I’m a bit of a family history buff; I’ve been chasing ancestors for decades, though I admit the material is nothing you could call organized or ‘archival’. The Internet has created exponential search options; KFL has free access for patrons to a vast array of sites – for the amateur and professional genealogist, it’s quite thrilling.
A few years back I began attending monthly meetings of the KFL Genealogy Group but life found me busy Saturday mornings with another project, learning to archive a lifetime of poetry by Christine Teale Howes for the Maine Women Writers Collection. It’s time to rejoin this group (poetry archiving continues on another day each week). I’ve included a couple links below to wet your appetites.
Saturday, October 4th, 2014
Kennebunk Free Library
112 Main Street, Kennebunk, Maine 04043
10 am – noon
Panel Discussion of Genealogy Podcasts and Blogs
No charge, no reservations needed!
Contact info: Janet Cate: 207.985.2173 firstname.lastname@example.org
It’s always good to challenge yourself with new projects, isn’t it? I started this process 10 days ago, saying how excited I was to be on my way to learning something technical that was beyond my normal comfort level and now I can’t retrieve it – somehow this strikes me as funny and ironic, even though I do not mean to be unmindful that this is a serious class assignment. So be it – l shall try again quite happily. I think it would be safe to say I am still trying to get my head around wordpress and have spent a lot of time clicking about, trying to grasp the logistics.
I have chosen the Kennebunk Free Library (KFL) in Kennebunk, Maine for my assignment. It is a lovely 2-story brick building in the heart of downtown Kennebunk and is genuinely a gathering place for this town of 11,000. As in many communities, we love our libraries here in the Kennebunks, each is different and charming in their own way, and each has made the technology transition as best they can.
On the library website, you can click onto the History and Mission page (http://kennebunklibrary.org/kennebunk/mission.asp ) which shows that the seeds of the library began in 1881 as a reading room in a nearby Unitarian church with the backing of a local pastor and committees of town women. By 1892, funds were raised, KFL had been willed a sizeable donation and my favorite notation, “Town appropriates funds from dog tax for library use, $176”.

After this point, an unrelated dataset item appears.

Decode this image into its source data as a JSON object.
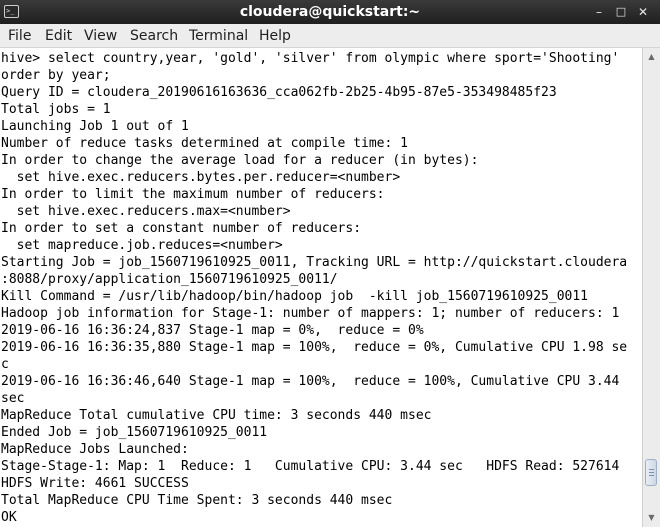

Last week I called Janet Cate, Assistant Director of KFL and forwarded an email request, along with my questions, asking if they had the time and staff who could show me around and answer some questions. Within 48 hours, Janet had called back and we set up an appointment for 2 pm on Wednesday, September 17th.

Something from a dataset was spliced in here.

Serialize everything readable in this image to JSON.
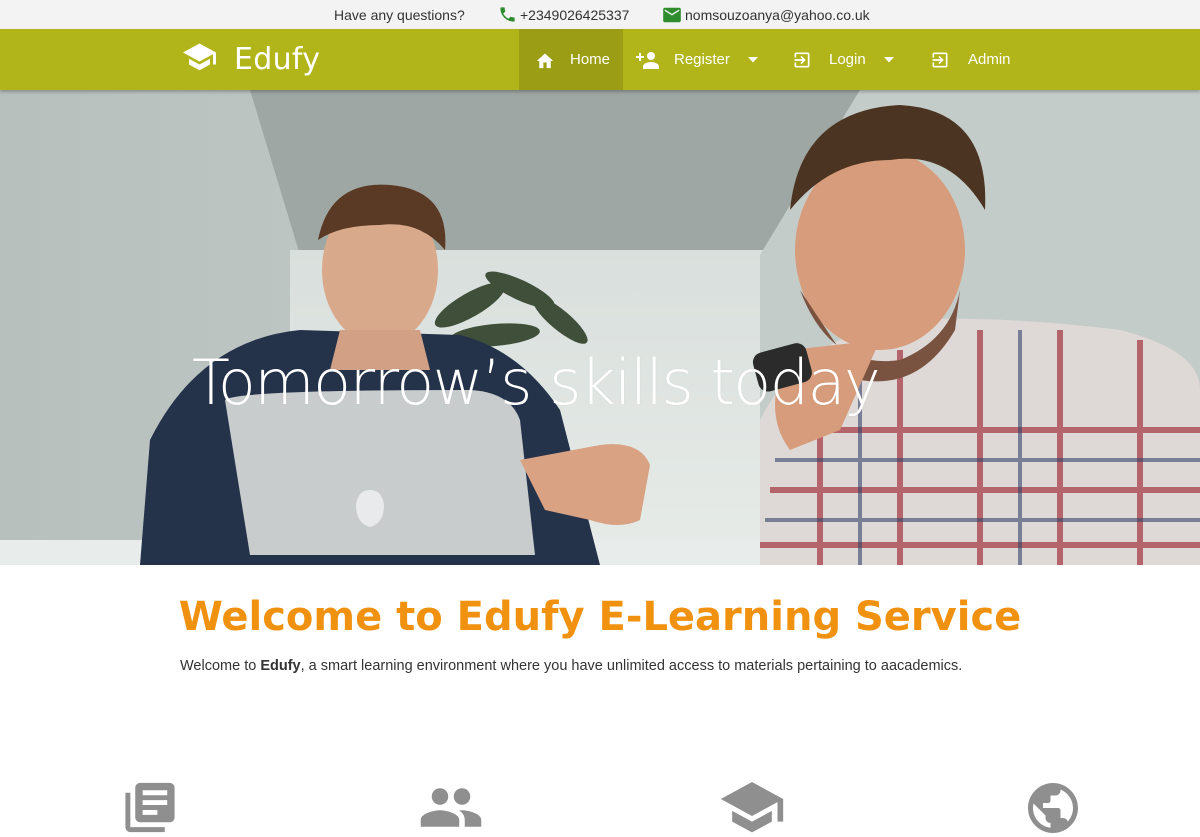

Prior to meeting with Janet, I set up an account on wordpress.com and organized my questions for the interview. Stay tuned for more details of our interview; it was so informative!